Honey was the world's natural sweetener until Columbus brought the western world cane sugar in the 16th century. However sugar crystals were being extracted over 2000 years ago in India and it is the Indonesian word shekar that gives us the English term sugar.
Today it is recommended that we cut down on the amount of sugar that we eat as sugary foods are known to cause tooth decay. The average person's sugar consumption still stands at about 1kg for a week.
|Honey is produced naturally from nectar by bees.
- Nectar, a sugar solution in water collected from flowers by the bees is converted by enzymes in the bee's body.
- Glucose and fructose are deposited in honeycombs.
- Granulated Honey is the super-saturated solutions formed. Granulation occurs as the sugar crystallises out of the solution.
- Liquid honey is processed by flash heating.
|Sugar in the Kitchen
- Brown sugars are used for their taste and moistness, often used in fruit cakes. There are several varieties of brown sugar; light muscovado is creamy coloured and soft, where as demerara has large golden crystals.
- Confectioner's sugar or icing sugar is used for making candies and for frostings.
- Syrups are important for baking, confectionary and toppings, with maple syrup being a famous topping for pancakes and waffles. However maple syrup is also a hidden sugar in some manufactured foods, for example, maple syrup is used in both baked beans and in ice cream.
|Sugar in Foods
|Sugar occurs both naturally in foods and it is also added during processing.
- FRUCTOSE & LACTOSE occur naturally in foods: fructose is found in fruit and lactose in milk. These foods are important as they also provide the body with other valuable nutrients.
- ADDED SUGAR. - About half of which comes from sugar added to tea, coffee, breakfast cereals and sugar used in cooking in the home: A slice of plain cake provides 3 tsps of sugar. The other half of added sugar comes 'hidden' in manufactured foods. Sweet foods which we buy ready made are highly palatable and are also very popular.Sugar provides both taste and an important source of energy but too much sugar can lead to obesity and tooth decay. The table on the next page shows the sugar content of certain manufactured foods and it is important to have an awareness of such levels in order to prevent too high a sugar intake.
|Artificial sweetners provide the body with very little energy and are therefore used in energy reduced diets.
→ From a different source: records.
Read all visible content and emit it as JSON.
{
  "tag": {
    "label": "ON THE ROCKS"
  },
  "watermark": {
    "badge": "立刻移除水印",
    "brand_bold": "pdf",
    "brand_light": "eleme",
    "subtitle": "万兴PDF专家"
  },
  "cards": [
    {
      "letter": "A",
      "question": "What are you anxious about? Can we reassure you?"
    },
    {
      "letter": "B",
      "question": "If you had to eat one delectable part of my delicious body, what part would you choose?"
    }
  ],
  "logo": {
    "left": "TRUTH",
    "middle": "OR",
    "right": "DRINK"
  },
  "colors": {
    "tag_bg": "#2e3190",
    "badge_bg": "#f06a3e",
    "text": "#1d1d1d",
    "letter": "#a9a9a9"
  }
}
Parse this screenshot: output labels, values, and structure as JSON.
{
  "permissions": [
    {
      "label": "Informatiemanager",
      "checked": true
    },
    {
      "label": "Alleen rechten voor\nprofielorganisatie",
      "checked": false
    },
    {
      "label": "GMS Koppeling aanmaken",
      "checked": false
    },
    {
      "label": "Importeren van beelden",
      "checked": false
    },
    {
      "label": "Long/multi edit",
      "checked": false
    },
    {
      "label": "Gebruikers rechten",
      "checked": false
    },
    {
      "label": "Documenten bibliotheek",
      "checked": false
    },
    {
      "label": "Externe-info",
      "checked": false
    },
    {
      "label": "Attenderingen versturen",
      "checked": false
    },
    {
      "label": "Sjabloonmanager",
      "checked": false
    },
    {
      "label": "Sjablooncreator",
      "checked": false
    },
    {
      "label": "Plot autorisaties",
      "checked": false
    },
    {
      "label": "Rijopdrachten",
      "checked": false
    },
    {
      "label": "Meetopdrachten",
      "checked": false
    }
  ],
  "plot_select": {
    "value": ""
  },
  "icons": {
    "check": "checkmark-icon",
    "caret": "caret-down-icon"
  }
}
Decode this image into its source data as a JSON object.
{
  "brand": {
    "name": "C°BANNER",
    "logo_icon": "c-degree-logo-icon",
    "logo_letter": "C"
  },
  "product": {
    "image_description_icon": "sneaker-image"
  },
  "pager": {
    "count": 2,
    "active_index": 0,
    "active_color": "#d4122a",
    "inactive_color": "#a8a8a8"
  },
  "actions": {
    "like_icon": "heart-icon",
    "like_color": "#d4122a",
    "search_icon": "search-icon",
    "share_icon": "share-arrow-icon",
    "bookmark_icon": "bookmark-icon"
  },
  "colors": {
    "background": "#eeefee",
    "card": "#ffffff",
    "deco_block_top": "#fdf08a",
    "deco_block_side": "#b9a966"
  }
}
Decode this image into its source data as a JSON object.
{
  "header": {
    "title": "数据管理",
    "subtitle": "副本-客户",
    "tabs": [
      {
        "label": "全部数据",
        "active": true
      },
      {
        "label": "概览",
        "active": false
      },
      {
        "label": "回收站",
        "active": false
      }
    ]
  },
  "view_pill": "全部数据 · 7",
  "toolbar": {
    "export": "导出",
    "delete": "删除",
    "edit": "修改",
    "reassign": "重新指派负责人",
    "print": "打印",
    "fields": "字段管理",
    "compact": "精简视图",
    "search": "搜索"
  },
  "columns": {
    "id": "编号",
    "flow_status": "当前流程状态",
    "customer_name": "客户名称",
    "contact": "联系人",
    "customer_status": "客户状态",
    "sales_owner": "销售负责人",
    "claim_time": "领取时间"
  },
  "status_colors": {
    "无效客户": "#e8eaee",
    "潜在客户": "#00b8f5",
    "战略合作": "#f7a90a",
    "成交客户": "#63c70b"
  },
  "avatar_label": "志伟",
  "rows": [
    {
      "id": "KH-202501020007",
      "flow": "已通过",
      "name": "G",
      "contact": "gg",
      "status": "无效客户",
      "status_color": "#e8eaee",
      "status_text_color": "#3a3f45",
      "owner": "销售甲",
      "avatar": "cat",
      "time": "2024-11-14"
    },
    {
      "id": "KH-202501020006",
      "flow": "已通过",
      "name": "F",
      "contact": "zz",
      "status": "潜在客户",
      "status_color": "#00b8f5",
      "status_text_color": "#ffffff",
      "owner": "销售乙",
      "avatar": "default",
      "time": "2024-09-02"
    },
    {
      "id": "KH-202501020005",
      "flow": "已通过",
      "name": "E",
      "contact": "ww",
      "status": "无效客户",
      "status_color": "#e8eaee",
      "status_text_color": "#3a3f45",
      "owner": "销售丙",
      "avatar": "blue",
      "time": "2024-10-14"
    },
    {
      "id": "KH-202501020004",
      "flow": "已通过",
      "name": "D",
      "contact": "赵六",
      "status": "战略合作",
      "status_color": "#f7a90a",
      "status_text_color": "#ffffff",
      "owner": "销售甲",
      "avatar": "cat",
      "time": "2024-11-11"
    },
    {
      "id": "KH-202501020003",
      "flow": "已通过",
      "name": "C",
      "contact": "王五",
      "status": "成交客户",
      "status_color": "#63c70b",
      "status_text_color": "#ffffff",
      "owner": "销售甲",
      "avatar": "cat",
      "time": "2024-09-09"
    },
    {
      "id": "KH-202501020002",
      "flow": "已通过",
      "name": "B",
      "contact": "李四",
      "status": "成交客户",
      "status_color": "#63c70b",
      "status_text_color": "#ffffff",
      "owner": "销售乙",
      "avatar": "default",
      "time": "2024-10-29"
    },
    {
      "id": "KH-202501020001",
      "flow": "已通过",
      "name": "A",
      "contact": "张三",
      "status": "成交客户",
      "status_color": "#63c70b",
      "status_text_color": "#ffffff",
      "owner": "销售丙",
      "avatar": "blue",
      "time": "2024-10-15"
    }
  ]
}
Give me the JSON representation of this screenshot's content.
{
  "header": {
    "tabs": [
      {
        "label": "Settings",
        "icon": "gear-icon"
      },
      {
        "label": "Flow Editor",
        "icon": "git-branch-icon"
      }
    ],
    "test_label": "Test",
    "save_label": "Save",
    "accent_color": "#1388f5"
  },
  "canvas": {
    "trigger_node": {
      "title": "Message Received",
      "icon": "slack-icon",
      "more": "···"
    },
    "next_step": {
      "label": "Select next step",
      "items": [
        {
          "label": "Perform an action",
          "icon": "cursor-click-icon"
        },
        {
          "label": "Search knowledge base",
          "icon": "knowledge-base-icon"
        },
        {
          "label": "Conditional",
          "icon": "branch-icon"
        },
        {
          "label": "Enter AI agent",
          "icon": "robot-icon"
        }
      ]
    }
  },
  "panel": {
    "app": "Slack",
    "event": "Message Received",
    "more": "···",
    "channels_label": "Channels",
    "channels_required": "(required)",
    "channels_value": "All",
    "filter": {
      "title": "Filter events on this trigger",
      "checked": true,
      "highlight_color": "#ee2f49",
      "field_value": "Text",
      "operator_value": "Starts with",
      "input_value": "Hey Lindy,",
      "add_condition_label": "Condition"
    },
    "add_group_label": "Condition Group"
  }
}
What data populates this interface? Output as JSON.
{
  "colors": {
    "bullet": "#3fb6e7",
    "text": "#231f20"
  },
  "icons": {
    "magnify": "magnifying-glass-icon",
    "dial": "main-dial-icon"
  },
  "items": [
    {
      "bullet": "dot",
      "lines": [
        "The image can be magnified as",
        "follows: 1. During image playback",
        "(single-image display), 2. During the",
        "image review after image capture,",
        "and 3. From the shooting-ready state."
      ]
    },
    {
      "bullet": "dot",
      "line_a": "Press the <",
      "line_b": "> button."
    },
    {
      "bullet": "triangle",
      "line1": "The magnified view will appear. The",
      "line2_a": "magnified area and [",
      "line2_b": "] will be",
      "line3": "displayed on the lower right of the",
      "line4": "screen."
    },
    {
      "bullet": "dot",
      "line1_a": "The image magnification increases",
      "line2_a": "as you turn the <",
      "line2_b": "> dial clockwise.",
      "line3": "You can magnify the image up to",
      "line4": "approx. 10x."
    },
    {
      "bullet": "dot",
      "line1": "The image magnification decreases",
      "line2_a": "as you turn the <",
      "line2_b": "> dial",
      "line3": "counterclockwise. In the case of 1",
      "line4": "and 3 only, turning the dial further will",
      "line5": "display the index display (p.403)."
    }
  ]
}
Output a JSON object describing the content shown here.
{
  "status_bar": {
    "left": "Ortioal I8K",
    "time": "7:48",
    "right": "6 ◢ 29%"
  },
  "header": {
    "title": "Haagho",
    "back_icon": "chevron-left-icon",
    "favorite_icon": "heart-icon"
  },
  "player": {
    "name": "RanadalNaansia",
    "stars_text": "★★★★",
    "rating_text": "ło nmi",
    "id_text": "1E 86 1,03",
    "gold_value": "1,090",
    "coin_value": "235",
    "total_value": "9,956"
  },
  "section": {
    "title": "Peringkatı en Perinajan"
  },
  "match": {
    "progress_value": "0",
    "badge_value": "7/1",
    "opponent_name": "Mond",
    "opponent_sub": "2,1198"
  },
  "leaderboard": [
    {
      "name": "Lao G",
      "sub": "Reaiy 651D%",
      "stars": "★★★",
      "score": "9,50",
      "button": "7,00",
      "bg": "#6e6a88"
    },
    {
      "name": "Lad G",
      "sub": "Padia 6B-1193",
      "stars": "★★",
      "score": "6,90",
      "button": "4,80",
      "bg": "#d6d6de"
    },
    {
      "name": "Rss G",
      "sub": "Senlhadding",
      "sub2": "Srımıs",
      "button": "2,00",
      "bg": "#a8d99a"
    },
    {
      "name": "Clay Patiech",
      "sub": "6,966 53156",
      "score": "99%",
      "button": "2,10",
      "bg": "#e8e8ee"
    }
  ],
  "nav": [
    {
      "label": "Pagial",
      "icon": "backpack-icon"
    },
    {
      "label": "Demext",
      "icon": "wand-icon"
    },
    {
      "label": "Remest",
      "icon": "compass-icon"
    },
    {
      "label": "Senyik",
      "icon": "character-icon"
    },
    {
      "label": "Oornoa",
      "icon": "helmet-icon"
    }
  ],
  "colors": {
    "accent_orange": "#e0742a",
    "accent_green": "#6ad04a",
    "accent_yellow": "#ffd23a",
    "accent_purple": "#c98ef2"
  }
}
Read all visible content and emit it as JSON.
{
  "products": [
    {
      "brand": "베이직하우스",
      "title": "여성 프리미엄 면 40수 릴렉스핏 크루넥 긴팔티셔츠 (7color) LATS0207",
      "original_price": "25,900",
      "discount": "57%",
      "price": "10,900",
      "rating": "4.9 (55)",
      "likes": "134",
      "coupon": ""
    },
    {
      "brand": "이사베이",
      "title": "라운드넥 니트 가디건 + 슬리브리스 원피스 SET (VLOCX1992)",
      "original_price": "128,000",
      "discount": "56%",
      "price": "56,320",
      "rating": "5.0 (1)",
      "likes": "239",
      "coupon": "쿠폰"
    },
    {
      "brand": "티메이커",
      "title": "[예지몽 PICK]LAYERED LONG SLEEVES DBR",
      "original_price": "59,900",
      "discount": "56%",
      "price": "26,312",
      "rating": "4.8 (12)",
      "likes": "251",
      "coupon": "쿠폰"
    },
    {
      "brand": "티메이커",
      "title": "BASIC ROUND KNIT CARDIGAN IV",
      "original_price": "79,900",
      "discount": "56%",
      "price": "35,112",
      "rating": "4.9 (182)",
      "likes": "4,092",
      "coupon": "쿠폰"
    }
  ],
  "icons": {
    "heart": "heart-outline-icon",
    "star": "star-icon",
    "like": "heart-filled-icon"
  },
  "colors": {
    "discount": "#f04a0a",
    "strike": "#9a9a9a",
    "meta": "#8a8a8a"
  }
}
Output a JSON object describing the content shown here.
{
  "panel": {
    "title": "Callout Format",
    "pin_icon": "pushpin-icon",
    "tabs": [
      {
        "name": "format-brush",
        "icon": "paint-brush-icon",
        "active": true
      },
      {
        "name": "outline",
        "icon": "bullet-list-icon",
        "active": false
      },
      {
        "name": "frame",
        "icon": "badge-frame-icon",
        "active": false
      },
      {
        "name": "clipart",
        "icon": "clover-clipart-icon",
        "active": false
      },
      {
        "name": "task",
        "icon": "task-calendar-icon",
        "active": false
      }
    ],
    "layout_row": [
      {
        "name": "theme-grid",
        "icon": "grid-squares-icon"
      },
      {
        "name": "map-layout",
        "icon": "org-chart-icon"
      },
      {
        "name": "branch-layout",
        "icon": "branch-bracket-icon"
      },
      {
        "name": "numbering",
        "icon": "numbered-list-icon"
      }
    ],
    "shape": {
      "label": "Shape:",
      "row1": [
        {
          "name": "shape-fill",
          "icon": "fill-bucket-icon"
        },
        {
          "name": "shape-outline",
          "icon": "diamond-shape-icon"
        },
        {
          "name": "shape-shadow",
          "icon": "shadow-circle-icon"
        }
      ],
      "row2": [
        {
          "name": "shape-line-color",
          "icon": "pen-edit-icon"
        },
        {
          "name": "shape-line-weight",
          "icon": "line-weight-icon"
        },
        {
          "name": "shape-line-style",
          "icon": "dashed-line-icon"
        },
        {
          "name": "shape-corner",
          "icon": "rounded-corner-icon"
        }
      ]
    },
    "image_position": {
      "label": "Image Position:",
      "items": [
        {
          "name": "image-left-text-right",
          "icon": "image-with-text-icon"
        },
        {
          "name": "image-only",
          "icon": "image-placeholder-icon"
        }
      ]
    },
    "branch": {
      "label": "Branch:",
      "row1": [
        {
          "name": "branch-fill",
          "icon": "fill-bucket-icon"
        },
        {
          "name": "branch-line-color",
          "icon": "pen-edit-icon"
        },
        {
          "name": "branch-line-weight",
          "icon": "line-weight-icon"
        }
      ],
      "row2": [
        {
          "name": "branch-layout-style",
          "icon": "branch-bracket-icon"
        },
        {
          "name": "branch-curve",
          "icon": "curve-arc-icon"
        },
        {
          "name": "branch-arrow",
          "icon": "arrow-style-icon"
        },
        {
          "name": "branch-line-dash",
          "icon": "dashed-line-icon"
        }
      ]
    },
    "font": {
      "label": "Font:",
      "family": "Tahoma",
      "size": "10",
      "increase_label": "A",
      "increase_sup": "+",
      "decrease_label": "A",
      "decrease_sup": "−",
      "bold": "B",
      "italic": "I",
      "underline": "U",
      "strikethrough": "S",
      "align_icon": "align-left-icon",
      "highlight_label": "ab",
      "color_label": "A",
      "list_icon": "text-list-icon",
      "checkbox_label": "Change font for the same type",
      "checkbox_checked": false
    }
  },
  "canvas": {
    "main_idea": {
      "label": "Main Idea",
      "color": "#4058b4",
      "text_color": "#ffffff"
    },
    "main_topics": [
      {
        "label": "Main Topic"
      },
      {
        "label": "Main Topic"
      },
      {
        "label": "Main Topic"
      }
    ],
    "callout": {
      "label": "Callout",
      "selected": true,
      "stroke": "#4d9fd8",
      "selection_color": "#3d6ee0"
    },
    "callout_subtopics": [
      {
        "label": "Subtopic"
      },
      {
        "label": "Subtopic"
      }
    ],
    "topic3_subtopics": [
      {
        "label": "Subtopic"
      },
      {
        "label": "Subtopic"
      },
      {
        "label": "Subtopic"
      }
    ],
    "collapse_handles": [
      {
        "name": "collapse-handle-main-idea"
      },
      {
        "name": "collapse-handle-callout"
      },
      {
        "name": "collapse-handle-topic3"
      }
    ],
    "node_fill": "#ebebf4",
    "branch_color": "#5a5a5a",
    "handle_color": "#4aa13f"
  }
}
However sweeteners such as saccharin have recently been a cause of controversy amongst medical experts. Some claim that saccharin can adversely affect health and its use has consequently been banned in the USA.